Plaintiff Leslie Zalewski (Leslie) filed a complaint against defendant Gallagher, a police officer employed by the Town of Irvington. Also named as defendants were the township and its police chief. The complaint alleged that Gallagher had wrongfully committed an assault and battery against plaintiff and also charged Gallagher with malicious prosecution and false arrest. Leslie's wife, Barbara, sought damages for loss of consortium arising out of each of her husband's causes of action.
A jury returned the following verdicts in favor of Leslie: (1) $2,305 for assault and battery against defendants Gallagher and the Town of Irvington; (2) $2,500 in compensatory damages for malicious prosecution against Gallagher alone; (3) $3,000 in punitive damages for malicious prosecution against Gallagher, and (4) $5,000 in punitive damages for false arrest against Gallagher (no compensatory damages were awarded for false arrest).
The jury awarded Barbara two separate awards for loss of consortium: (1) $2,500 on the assault and battery cause, and (2) $2,500 for the malicious prosecution. The judge
directed that interest be awarded on each verdict. The actions were dismissed against the chief of police.
On appeal defendants contend: (1) the malicious prosecution action should have been dismissed by the judge because a grand jury had indicted Leslie, thereby establishing a presumption of probable cause which plaintiffs did not overcome in this action; (2) if the malicious prosecution action was properly submitted to the jury the judge erred in not charging the jury that the presumption raised by the indictment could be overcome only by "convincing proof"; (3) it was error to permit Barbara to recover twice for loss of consortium; (4) punitive damages should not have been permitted for false arrest since there were no compensatory damages on that count; (5) it was error for the judge to refuse to charge the jury that an officer could use deadly force to effect a lawful arrest; (6) the judge erroneously refused to charge the jury on the elements of the crime with which defendant Gallagher had charged plaintiff; (7) it was error to permit interest on punitive damages; (8) Gallagher was immune from civil liability from malicious prosecution because he was a police officer; (9) it was error to hold defendant Town of Irvingtion liable under the theory of respondeat superior , and (10) the verdicts were excessive and against the weight of the evidence.
A brief review of the facts is necessary. Plaintiff Leslie was in a confectionery store when defendant Gallagher entered and recognized plaintiff. The facts are sharply in dispute as to what occurred between the two men. Leslie testified that Gallagher began to insult him, reminding Leslie that he had arrested him in the past.

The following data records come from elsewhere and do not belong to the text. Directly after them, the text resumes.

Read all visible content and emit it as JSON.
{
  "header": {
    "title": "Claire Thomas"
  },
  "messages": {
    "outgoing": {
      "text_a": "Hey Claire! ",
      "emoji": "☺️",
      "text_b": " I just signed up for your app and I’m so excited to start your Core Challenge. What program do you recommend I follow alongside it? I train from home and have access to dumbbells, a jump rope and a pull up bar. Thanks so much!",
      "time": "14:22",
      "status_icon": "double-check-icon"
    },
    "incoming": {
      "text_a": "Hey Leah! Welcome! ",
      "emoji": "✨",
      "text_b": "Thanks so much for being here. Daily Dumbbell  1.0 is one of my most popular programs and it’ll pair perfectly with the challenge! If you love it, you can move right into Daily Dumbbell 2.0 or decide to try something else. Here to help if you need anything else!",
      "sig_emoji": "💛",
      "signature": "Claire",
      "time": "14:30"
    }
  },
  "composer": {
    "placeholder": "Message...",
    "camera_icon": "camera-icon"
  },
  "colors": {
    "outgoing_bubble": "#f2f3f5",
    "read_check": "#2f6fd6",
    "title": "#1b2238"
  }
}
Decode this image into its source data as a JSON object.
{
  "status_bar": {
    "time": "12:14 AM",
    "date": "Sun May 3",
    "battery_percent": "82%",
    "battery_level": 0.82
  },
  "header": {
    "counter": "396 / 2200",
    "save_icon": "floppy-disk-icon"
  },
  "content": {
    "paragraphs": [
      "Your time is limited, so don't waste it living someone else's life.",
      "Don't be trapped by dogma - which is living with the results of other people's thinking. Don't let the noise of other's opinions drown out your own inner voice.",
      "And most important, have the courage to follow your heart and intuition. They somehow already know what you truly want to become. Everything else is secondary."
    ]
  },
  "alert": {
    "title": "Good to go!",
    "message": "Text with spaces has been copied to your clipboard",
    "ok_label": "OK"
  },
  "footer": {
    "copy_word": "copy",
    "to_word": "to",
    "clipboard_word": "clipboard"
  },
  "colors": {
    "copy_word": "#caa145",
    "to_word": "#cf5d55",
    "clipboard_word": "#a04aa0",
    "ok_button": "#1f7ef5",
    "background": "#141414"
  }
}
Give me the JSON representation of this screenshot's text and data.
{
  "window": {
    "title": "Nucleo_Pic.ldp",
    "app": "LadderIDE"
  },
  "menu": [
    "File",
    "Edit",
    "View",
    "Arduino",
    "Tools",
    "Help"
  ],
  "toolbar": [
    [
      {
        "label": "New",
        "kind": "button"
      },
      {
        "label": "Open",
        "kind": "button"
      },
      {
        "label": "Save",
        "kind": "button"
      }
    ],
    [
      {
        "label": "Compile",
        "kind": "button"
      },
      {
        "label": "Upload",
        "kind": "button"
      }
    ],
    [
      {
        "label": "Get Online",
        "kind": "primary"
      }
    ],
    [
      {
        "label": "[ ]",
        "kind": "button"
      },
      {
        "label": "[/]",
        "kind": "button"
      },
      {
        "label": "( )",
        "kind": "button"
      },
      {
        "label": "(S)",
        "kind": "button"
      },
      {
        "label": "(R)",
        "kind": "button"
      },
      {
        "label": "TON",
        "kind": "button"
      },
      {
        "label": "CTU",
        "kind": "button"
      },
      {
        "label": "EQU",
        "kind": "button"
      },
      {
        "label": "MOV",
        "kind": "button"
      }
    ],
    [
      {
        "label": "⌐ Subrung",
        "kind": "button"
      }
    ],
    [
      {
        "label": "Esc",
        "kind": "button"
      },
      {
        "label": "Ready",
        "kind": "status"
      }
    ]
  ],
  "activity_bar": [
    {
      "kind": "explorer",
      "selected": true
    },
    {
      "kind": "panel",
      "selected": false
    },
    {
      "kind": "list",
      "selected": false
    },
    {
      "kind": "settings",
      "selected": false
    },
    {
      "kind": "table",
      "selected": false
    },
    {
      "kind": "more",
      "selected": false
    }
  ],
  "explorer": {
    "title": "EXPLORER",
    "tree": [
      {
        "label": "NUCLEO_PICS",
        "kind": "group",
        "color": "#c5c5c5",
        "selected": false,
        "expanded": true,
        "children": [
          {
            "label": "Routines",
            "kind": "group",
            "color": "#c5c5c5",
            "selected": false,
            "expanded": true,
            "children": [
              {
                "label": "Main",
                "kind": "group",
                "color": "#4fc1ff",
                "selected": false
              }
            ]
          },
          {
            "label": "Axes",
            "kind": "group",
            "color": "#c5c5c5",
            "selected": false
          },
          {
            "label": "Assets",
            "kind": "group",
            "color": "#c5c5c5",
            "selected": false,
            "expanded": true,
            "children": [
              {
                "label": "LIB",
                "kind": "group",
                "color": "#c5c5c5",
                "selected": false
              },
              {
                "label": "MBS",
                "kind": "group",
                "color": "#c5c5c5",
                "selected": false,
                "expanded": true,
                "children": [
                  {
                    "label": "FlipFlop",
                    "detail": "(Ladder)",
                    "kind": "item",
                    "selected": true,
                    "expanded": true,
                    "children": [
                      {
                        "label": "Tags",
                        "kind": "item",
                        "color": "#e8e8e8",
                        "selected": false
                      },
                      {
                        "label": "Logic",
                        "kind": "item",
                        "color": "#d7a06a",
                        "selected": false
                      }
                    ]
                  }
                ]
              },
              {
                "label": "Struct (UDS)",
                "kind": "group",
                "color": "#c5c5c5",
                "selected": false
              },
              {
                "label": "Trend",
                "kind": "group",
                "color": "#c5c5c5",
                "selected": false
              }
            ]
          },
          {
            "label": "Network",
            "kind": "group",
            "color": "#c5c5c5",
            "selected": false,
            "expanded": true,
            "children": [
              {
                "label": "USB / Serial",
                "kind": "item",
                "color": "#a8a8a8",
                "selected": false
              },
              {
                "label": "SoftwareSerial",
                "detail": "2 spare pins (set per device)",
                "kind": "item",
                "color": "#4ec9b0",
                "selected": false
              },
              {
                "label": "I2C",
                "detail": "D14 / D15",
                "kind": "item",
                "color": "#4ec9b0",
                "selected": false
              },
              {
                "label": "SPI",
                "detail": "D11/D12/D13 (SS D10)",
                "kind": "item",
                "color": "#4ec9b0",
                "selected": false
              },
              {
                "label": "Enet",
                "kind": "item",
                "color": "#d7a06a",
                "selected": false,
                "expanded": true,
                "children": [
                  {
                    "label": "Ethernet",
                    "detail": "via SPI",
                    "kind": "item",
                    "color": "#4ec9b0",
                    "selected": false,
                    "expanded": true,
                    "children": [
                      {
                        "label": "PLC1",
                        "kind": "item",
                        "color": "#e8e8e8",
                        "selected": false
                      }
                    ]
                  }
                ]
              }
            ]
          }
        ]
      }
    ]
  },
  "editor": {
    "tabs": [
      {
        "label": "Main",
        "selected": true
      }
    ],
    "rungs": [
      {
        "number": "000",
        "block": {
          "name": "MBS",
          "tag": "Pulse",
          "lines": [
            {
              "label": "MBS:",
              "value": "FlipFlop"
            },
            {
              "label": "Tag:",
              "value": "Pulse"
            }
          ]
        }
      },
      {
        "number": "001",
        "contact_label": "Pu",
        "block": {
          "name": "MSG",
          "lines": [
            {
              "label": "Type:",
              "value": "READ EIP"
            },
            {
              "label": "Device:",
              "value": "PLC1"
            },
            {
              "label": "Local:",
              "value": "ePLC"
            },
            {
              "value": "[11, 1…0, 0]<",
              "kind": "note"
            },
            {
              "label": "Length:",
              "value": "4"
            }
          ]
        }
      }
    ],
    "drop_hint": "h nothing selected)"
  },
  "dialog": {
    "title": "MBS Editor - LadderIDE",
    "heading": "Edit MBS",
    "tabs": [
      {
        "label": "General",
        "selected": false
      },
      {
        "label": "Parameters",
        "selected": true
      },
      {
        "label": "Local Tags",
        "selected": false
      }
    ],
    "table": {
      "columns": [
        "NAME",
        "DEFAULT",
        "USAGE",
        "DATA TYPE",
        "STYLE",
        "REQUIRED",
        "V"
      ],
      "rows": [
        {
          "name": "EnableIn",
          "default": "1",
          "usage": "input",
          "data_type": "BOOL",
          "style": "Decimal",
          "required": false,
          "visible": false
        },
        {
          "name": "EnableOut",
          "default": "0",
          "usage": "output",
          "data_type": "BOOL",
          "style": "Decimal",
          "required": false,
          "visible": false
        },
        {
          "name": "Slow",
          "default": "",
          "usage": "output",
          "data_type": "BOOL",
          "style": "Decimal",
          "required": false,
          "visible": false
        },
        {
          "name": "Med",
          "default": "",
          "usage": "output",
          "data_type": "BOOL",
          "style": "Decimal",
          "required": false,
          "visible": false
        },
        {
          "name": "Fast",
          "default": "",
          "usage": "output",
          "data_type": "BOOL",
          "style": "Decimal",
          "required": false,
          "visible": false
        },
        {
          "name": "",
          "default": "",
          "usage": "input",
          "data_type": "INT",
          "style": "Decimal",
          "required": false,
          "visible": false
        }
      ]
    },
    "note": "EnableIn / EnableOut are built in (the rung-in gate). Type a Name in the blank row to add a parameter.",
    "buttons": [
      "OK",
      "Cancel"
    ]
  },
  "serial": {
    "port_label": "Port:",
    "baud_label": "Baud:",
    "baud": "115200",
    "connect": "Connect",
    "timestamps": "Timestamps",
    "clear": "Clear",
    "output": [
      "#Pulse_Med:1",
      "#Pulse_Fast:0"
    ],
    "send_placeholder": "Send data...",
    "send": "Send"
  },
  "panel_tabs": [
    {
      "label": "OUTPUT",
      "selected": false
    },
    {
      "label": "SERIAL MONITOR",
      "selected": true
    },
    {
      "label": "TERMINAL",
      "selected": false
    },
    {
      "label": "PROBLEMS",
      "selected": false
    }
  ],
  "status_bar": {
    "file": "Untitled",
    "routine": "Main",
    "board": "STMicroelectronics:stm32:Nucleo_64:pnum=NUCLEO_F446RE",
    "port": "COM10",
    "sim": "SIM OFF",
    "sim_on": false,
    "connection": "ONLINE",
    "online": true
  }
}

He then assaulted Leslie, dragged him from the store, arrested him and charged him with assaulting a police officer. A grand jury indicted Leslie on that charge but he was later acquitted.
Gallagher's version was different: he claimed that Leslie had tripped and insulted him, then started a fight. Leslie
allegedly grabbed Gallagher's gun from his belt and struck Gallagher with it, threatening to kill him.
Defendant Gallagher maintains on appeal that the grand jury's indictment of Leslie establishes presumptive evidence that Gallagher had probable cause to prosecute him. He also says that such a presumption was not overcome by plaintiff and that the judge should therefore have dismissed the malicious prosecution action as a matter of law since plaintiff failed to prove one of its essential elements, i.e. , lack of probable cause in the institution of the criminal action. Lind v. Schmid , 67 N.J. 255, 262-263 (1975).
The court in Lind dealt with a municipal conviction and held the presumption was rebuttable. In the instant case we deal with the effect of a grand jury indictment on the question of probable cause. Although the precise question is a novel one in this State, our courts have held that the action of a municipal judge in holding over a defendant for grand jury action constitutes no more than prima facie evidence of probable cause. Galafaro v. Kuenstler , 53 N.J. Super. 379, 385 (App. Div. 1958). Moreover, Galafaro went on to say that although evidence of a grand jury's action in refusing to indict is not conclusive on the issue of lack of probable cause, it is evidence to be considered by the jury along with other evidence in the case in considering the question of whether plaintiff has proved this element of the cause of action, i.e. , that probable cause did not exist. We are satisfied the converse is also true with respect to the effect of grand jury action in handing up an indictment. Again, it is evidence to be considered with all other evidence in the case on the question of whether defendant acted with probable cause. Such evidence may be enough to exculpate a person defending a malicious prosecution action brought by a person indicted until that person has proved some fact other than his acquittal from which malice or lack of probable cause might be inferred. The effect of such grand jury action is best stated in a quotation from Prosser on Torts (2nd ed. 1955),
"Malicious Prosecution," § 98 at 657, contained in Galafaro v. Kuenstler, supra:
Additionally, a majority of the jurisdictions which have ruled on the issue have determined that the returning of an indictment is no more than prima facie or presumptive evidence that defendant has probable cause to prosecute. See "Malicious Prosecution: Effect of Grand Jury Indictment on Issue of ...